THE PROBLEM
Go through the entries and copy every line that has the string "Bahamas" in it.

DATA FOR THE TASK

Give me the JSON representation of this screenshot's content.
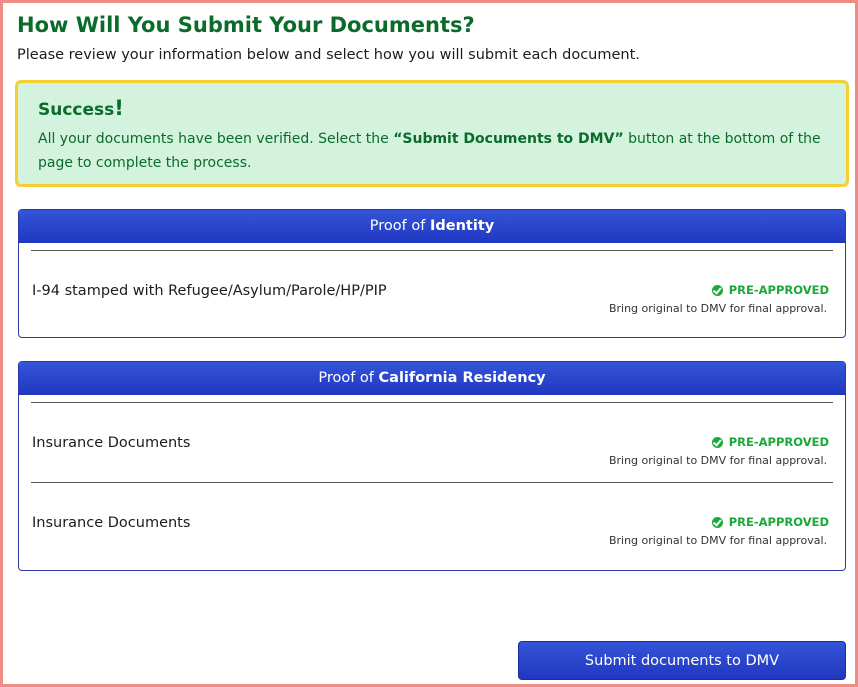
{
  "page": {
    "title": "How Will You Submit Your Documents?",
    "subtitle": "Please review your information below and select how you will submit each document."
  },
  "success": {
    "title": "Success",
    "title_mark": "!",
    "message_before": "All your documents have been verified. Select the ",
    "message_button_ref": "“Submit Documents to DMV”",
    "message_after": " button at the bottom of the page to complete the process."
  },
  "sections": [
    {
      "header_prefix": "Proof of ",
      "header_bold": "Identity",
      "documents": [
        {
          "name": "I-94 stamped with Refugee/Asylum/Parole/HP/PIP",
          "status": "PRE-APPROVED",
          "note": "Bring original to DMV for final approval."
        }
      ]
    },
    {
      "header_prefix": "Proof of ",
      "header_bold": "California Residency",
      "documents": [
        {
          "name": "Insurance Documents",
          "status": "PRE-APPROVED",
          "note": "Bring original to DMV for final approval."
        },
        {
          "name": "Insurance Documents",
          "status": "PRE-APPROVED",
          "note": "Bring original to DMV for final approval."
        }
      ]
    }
  ],
  "submit_label": "Submit documents to DMV",
  "colors": {
    "title_green": "#0b6b2a",
    "success_bg": "#d3f3df",
    "success_border": "#f3cf34",
    "header_blue": "#2a45cc",
    "status_green": "#1aa83a",
    "frame_border": "#f08b86"
  }
}
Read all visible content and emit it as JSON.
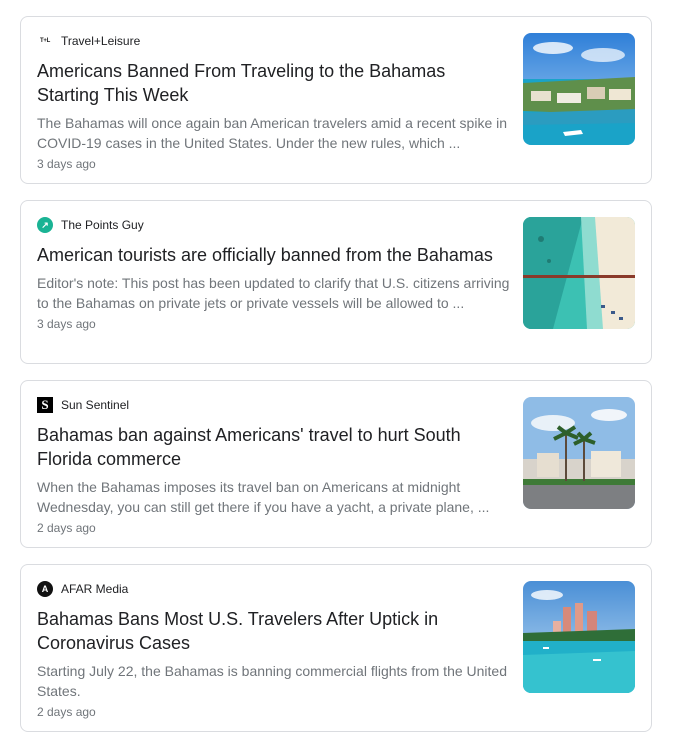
{
  "results": [
    {
      "source": "Travel+Leisure",
      "logo_text": "T+L",
      "headline": "Americans Banned From Traveling to the Bahamas Starting This Week",
      "snippet": "The Bahamas will once again ban American travelers amid a recent spike in COVID-19 cases in the United States. Under the new rules, which ...",
      "time": "3 days ago"
    },
    {
      "source": "The Points Guy",
      "logo_text": "↗",
      "headline": "American tourists are officially banned from the Bahamas",
      "snippet": "Editor's note: This post has been updated to clarify that U.S. citizens arriving to the Bahamas on private jets or private vessels will be allowed to ...",
      "time": "3 days ago"
    },
    {
      "source": "Sun Sentinel",
      "logo_text": "S",
      "headline": "Bahamas ban against Americans' travel to hurt South Florida commerce",
      "snippet": "When the Bahamas imposes its travel ban on Americans at midnight Wednesday, you can still get there if you have a yacht, a private plane, ...",
      "time": "2 days ago"
    },
    {
      "source": "AFAR Media",
      "logo_text": "A",
      "headline": "Bahamas Bans Most U.S. Travelers After Uptick in Coronavirus Cases",
      "snippet": "Starting July 22, the Bahamas is banning commercial flights from the United States.",
      "time": "2 days ago"
    }
  ],
  "icons": {
    "travel_leisure": "travel-leisure-logo-icon",
    "points_guy": "points-guy-logo-icon",
    "sun_sentinel": "sun-sentinel-logo-icon",
    "afar": "afar-logo-icon"
  },
  "colors": {
    "card_border": "#dadce0",
    "headline": "#202124",
    "snippet": "#70757a",
    "points_guy_brand": "#1ab394"
  }
}
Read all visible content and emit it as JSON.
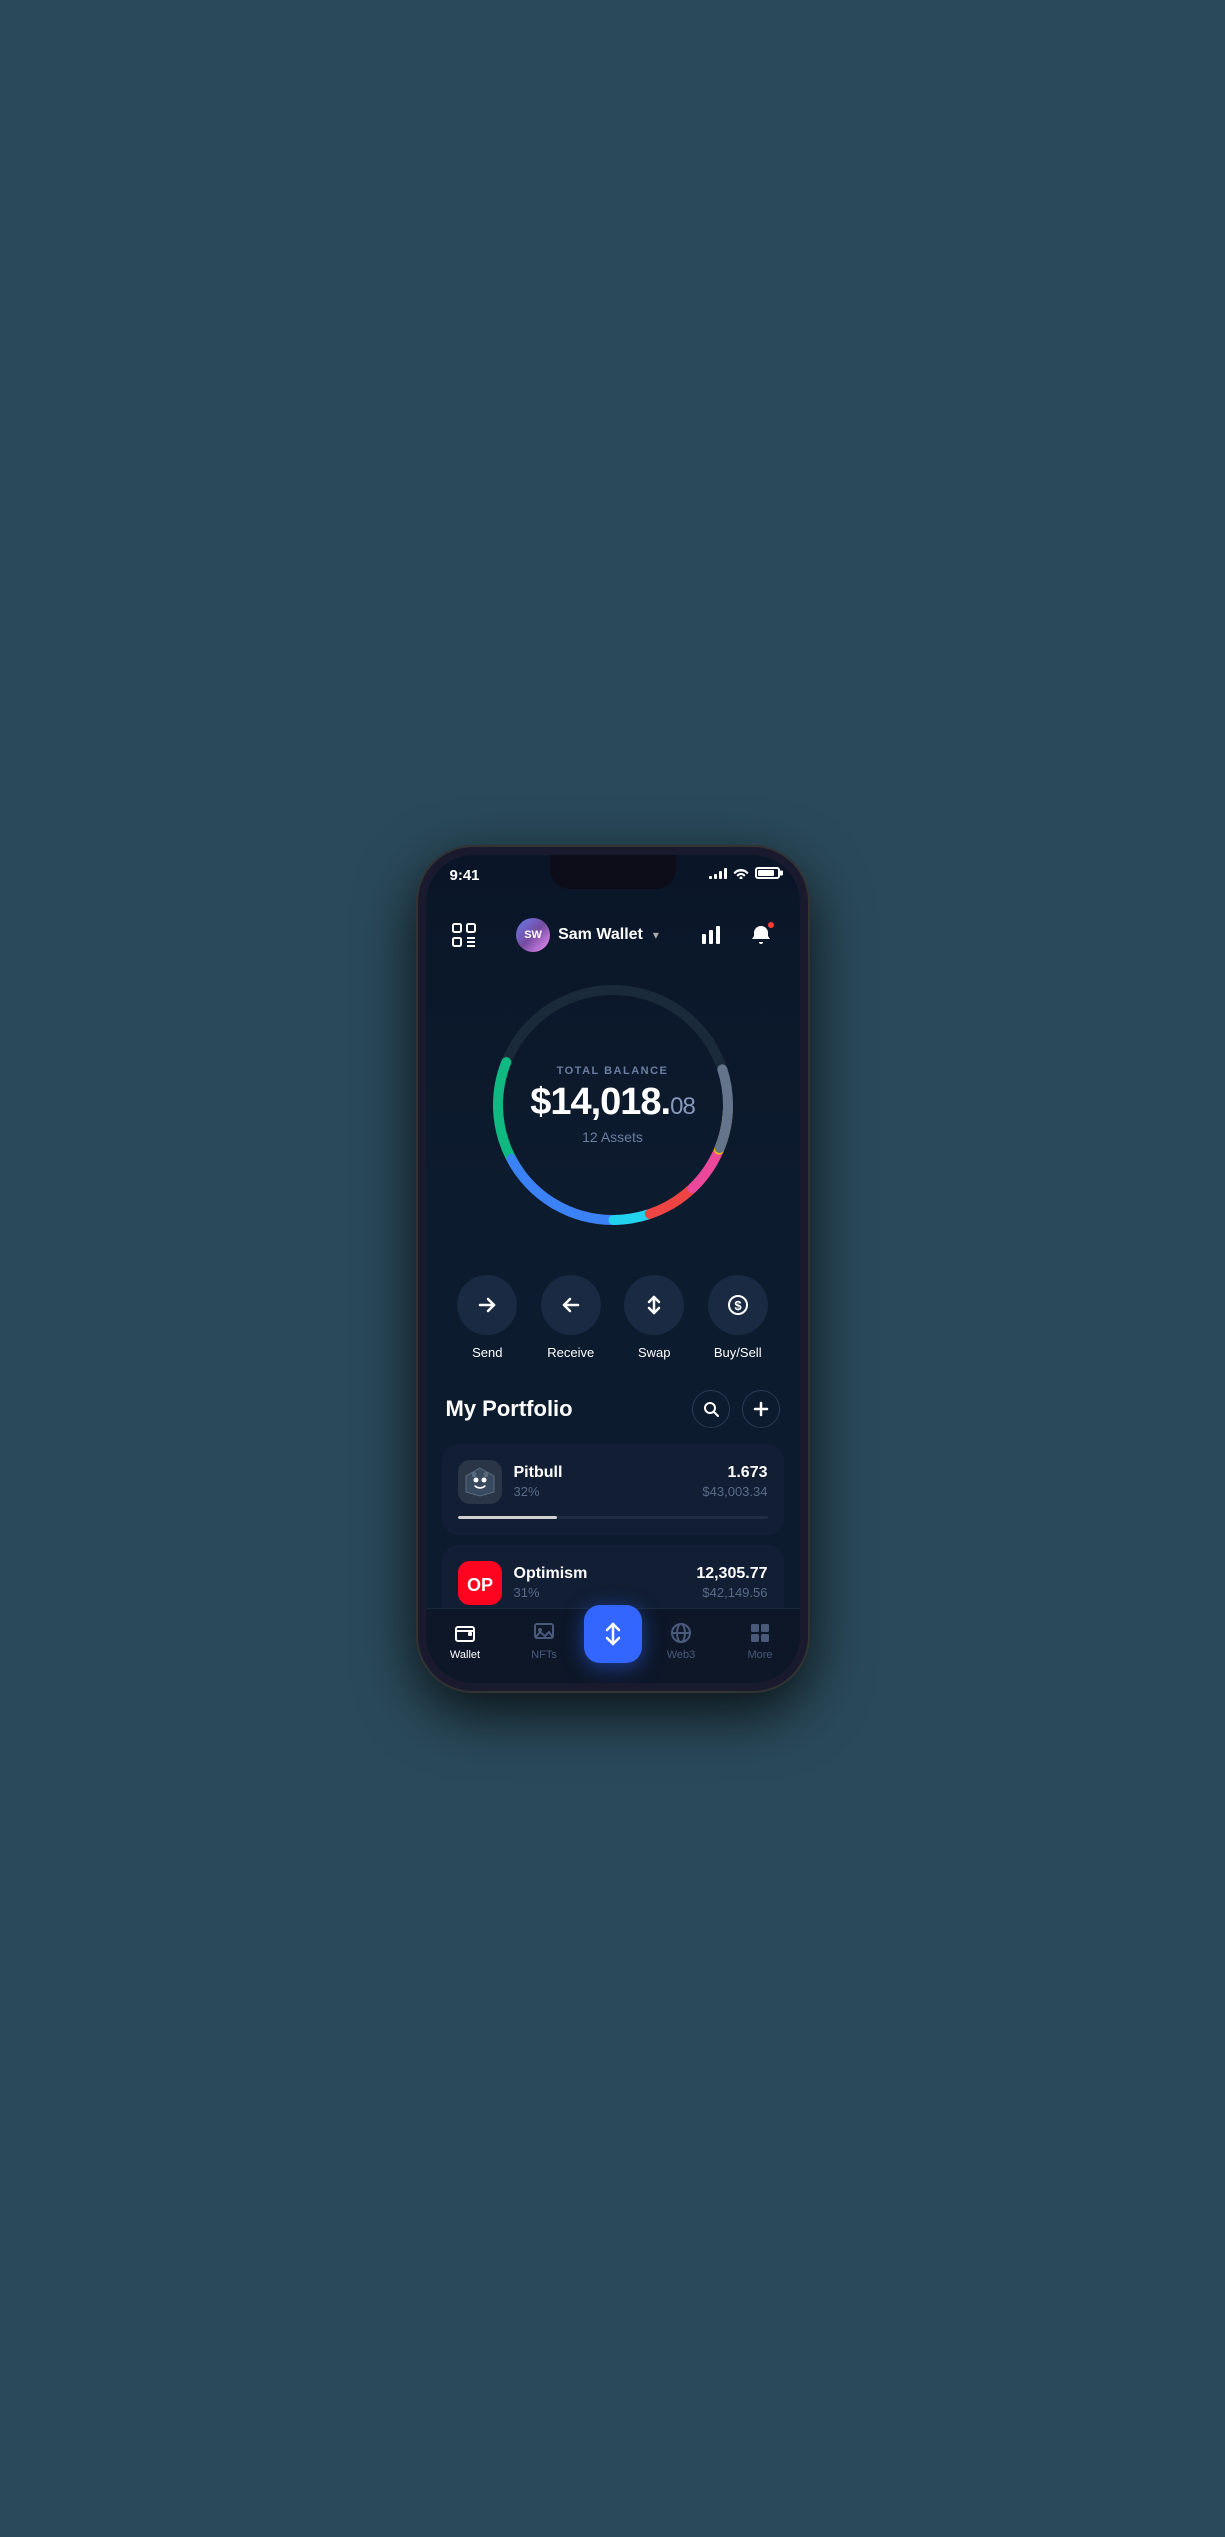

OUTPUT
      "headline": "Americans Banned From Traveling to the Bahamas Starting This Week",
      "snippet": "The Bahamas will once again ban American travelers amid a recent spike in COVID-19 cases in the United States. Under the new rules, which ...",
      "headline": "American tourists are officially banned from the Bahamas",
      "snippet": "Editor's note: This post has been updated to clarify that U.S. citizens arriving to the Bahamas on private jets or private vessels will be allowed to ...",
      "headline": "Bahamas ban against Americans' travel to hurt South Florida commerce",
      "snippet": "When the Bahamas imposes its travel ban on Americans at midnight Wednesday, you can still get there if you have a yacht, a private plane, ...",
      "headline": "Bahamas Bans Most U.S. Travelers After Uptick in Coronavirus Cases",
      "snippet": "Starting July 22, the Bahamas is banning commercial flights from the United States.",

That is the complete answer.